Assignment >>
Would you copy out the following entries exactly, without any of the pictures?
━━━━━ Extracted records
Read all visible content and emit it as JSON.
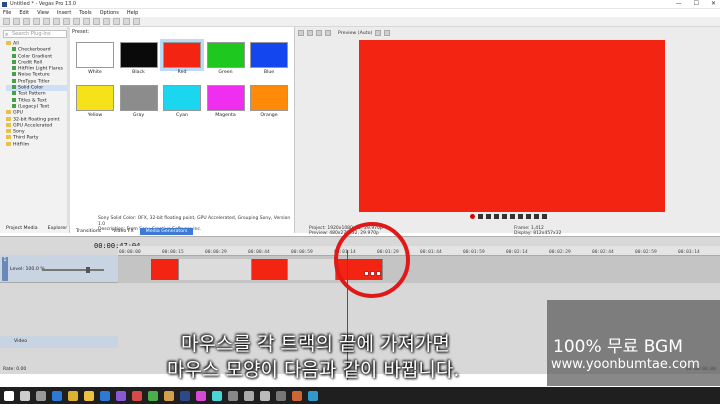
{
  "window": {
    "title": "Untitled * - Vegas Pro 13.0",
    "controls": [
      "—",
      "☐",
      "✕"
    ]
  },
  "menu": [
    "File",
    "Edit",
    "View",
    "Insert",
    "Tools",
    "Options",
    "Help"
  ],
  "explorer": {
    "search_placeholder": "Search Plug-Ins",
    "tree": [
      {
        "label": "All",
        "level": 0,
        "type": "folder"
      },
      {
        "label": "Checkerboard",
        "level": 1,
        "type": "fx"
      },
      {
        "label": "Color Gradient",
        "level": 1,
        "type": "fx"
      },
      {
        "label": "Credit Roll",
        "level": 1,
        "type": "fx"
      },
      {
        "label": "HitFilm Light Flares",
        "level": 1,
        "type": "fx"
      },
      {
        "label": "Noise Texture",
        "level": 1,
        "type": "fx"
      },
      {
        "label": "ProType Titler",
        "level": 1,
        "type": "fx"
      },
      {
        "label": "Solid Color",
        "level": 1,
        "type": "fx",
        "selected": true
      },
      {
        "label": "Test Pattern",
        "level": 1,
        "type": "fx"
      },
      {
        "label": "Titles & Text",
        "level": 1,
        "type": "fx"
      },
      {
        "label": "(Legacy) Text",
        "level": 1,
        "type": "fx"
      },
      {
        "label": "GPU",
        "level": 0,
        "type": "folder"
      },
      {
        "label": "32-bit floating point",
        "level": 0,
        "type": "folder"
      },
      {
        "label": "GPU Accelerated",
        "level": 0,
        "type": "folder"
      },
      {
        "label": "Sony",
        "level": 0,
        "type": "folder"
      },
      {
        "label": "Third Party",
        "level": 0,
        "type": "folder"
      },
      {
        "label": "HitFilm",
        "level": 0,
        "type": "folder"
      }
    ],
    "tabs": [
      "Project Media",
      "Explorer"
    ]
  },
  "preset": {
    "label": "Preset:",
    "swatches": [
      {
        "name": "White",
        "color": "#ffffff"
      },
      {
        "name": "Black",
        "color": "#0a0a0a"
      },
      {
        "name": "Red",
        "color": "#f42412",
        "selected": true
      },
      {
        "name": "Green",
        "color": "#1ec81e"
      },
      {
        "name": "Blue",
        "color": "#1446f0"
      },
      {
        "name": "Yellow",
        "color": "#f5e21a"
      },
      {
        "name": "Gray",
        "color": "#8c8c8c"
      },
      {
        "name": "Cyan",
        "color": "#1ad7ef"
      },
      {
        "name": "Magenta",
        "color": "#ef2ef0"
      },
      {
        "name": "Orange",
        "color": "#ff8a0a"
      }
    ],
    "description_1": "Sony Solid Color: OFX, 32-bit floating point, GPU Accelerated, Grouping Sony, Version 1.0",
    "description_2": "Description: From Sony Creative Software Inc.",
    "tabs": [
      {
        "label": "Transitions",
        "active": false
      },
      {
        "label": "Video FX",
        "active": false
      },
      {
        "label": "Media Generators",
        "active": true
      }
    ]
  },
  "preview": {
    "toolbar_label": "Preview (Auto)",
    "canvas_color": "#f42412",
    "info_left_1": "Project: 1920x1080x32, 29.970p",
    "info_left_2": "Preview: 480x270x32, 29.970p",
    "info_right_1": "Frame: 1,412",
    "info_right_2": "Display: 812x457x32"
  },
  "timeline": {
    "current_time": "00:00:47;04",
    "track_number": "1",
    "level_label": "Level: 100.0 %",
    "ticks": [
      "00:00:00",
      "00:00:15",
      "00:00:29",
      "00:00:44",
      "00:00:59",
      "00:01:14",
      "00:01:29",
      "00:01:44",
      "00:01:59",
      "00:02:14",
      "00:02:29",
      "00:02:44",
      "00:02:59",
      "00:03:14"
    ],
    "clips": [
      {
        "color": "red",
        "start": 0,
        "end": 0.1
      },
      {
        "color": "grey",
        "start": 0.1,
        "end": 0.36
      },
      {
        "color": "red",
        "start": 0.36,
        "end": 0.49
      },
      {
        "color": "grey",
        "start": 0.49,
        "end": 0.66
      },
      {
        "color": "red",
        "start": 0.66,
        "end": 0.83
      }
    ],
    "audio_track_label": "Video",
    "rate_label": "Rate: 0.00",
    "status_time": "00:00:00;00"
  },
  "subtitles": {
    "line1": "마우스를 각 트랙의 끝에 가져가면",
    "line2": "마우스 모양이 다음과 같이 바뀝니다."
  },
  "watermark": {
    "line1": "100% 무료 BGM",
    "line2": "www.yoonbumtae.com"
  },
  "taskbar_icons": [
    "start",
    "search",
    "task-view",
    "edge",
    "chrome",
    "explorer",
    "store",
    "app",
    "app",
    "app",
    "app",
    "vegas",
    "app",
    "app",
    "app",
    "app",
    "app",
    "app",
    "app",
    "app"
  ]
}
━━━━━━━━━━
Exercise response >>
Read all visible content and emit it as JSON.
{
  "window": {
    "title": "Untitled * - Vegas Pro 13.0",
    "controls": [
      "—",
      "☐",
      "✕"
    ]
  },
  "menu": [
    "File",
    "Edit",
    "View",
    "Insert",
    "Tools",
    "Options",
    "Help"
  ],
  "explorer": {
    "search_placeholder": "Search Plug-Ins",
    "tree": [
      {
        "label": "All",
        "level": 0,
        "type": "folder"
      },
      {
        "label": "Checkerboard",
        "level": 1,
        "type": "fx"
      },
      {
        "label": "Color Gradient",
        "level": 1,
        "type": "fx"
      },
      {
        "label": "Credit Roll",
        "level": 1,
        "type": "fx"
      },
      {
        "label": "HitFilm Light Flares",
        "level": 1,
        "type": "fx"
      },
      {
        "label": "Noise Texture",
        "level": 1,
        "type": "fx"
      },
      {
        "label": "ProType Titler",
        "level": 1,
        "type": "fx"
      },
      {
        "label": "Solid Color",
        "level": 1,
        "type": "fx",
        "selected": true
      },
      {
        "label": "Test Pattern",
        "level": 1,
        "type": "fx"
      },
      {
        "label": "Titles & Text",
        "level": 1,
        "type": "fx"
      },
      {
        "label": "(Legacy) Text",
        "level": 1,
        "type": "fx"
      },
      {
        "label": "GPU",
        "level": 0,
        "type": "folder"
      },
      {
        "label": "32-bit floating point",
        "level": 0,
        "type": "folder"
      },
      {
        "label": "GPU Accelerated",
        "level": 0,
        "type": "folder"
      },
      {
        "label": "Sony",
        "level": 0,
        "type": "folder"
      },
      {
        "label": "Third Party",
        "level": 0,
        "type": "folder"
      },
      {
        "label": "HitFilm",
        "level": 0,
        "type": "folder"
      }
    ],
    "tabs": [
      "Project Media",
      "Explorer"
    ]
  },
  "preset": {
    "label": "Preset:",
    "swatches": [
      {
        "name": "White",
        "color": "#ffffff"
      },
      {
        "name": "Black",
        "color": "#0a0a0a"
      },
      {
        "name": "Red",
        "color": "#f42412",
        "selected": true
      },
      {
        "name": "Green",
        "color": "#1ec81e"
      },
      {
        "name": "Blue",
        "color": "#1446f0"
      },
      {
        "name": "Yellow",
        "color": "#f5e21a"
      },
      {
        "name": "Gray",
        "color": "#8c8c8c"
      },
      {
        "name": "Cyan",
        "color": "#1ad7ef"
      },
      {
        "name": "Magenta",
        "color": "#ef2ef0"
      },
      {
        "name": "Orange",
        "color": "#ff8a0a"
      }
    ],
    "description_1": "Sony Solid Color: OFX, 32-bit floating point, GPU Accelerated, Grouping Sony, Version 1.0",
    "description_2": "Description: From Sony Creative Software Inc.",
    "tabs": [
      {
        "label": "Transitions",
        "active": false
      },
      {
        "label": "Video FX",
        "active": false
      },
      {
        "label": "Media Generators",
        "active": true
      }
    ]
  },
  "preview": {
    "toolbar_label": "Preview (Auto)",
    "canvas_color": "#f42412",
    "info_left_1": "Project: 1920x1080x32, 29.970p",
    "info_left_2": "Preview: 480x270x32, 29.970p",
    "info_right_1": "Frame: 1,412",
    "info_right_2": "Display: 812x457x32"
  },
  "timeline": {
    "current_time": "00:00:47;04",
    "track_number": "1",
    "level_label": "Level: 100.0 %",
    "ticks": [
      "00:00:00",
      "00:00:15",
      "00:00:29",
      "00:00:44",
      "00:00:59",
      "00:01:14",
      "00:01:29",
      "00:01:44",
      "00:01:59",
      "00:02:14",
      "00:02:29",
      "00:02:44",
      "00:02:59",
      "00:03:14"
    ],
    "clips": [
      {
        "color": "red",
        "start": 0,
        "end": 0.1
      },
      {
        "color": "grey",
        "start": 0.1,
        "end": 0.36
      },
      {
        "color": "red",
        "start": 0.36,
        "end": 0.49
      },
      {
        "color": "grey",
        "start": 0.49,
        "end": 0.66
      },
      {
        "color": "red",
        "start": 0.66,
        "end": 0.83
      }
    ],
    "audio_track_label": "Video",
    "rate_label": "Rate: 0.00",
    "status_time": "00:00:00;00"
  },
  "subtitles": {
    "line1": "마우스를 각 트랙의 끝에 가져가면",
    "line2": "마우스 모양이 다음과 같이 바뀝니다."
  },
  "watermark": {
    "line1": "100% 무료 BGM",
    "line2": "www.yoonbumtae.com"
  },
  "taskbar_icons": [
    "start",
    "search",
    "task-view",
    "edge",
    "chrome",
    "explorer",
    "store",
    "app",
    "app",
    "app",
    "app",
    "vegas",
    "app",
    "app",
    "app",
    "app",
    "app",
    "app",
    "app",
    "app"
  ]
}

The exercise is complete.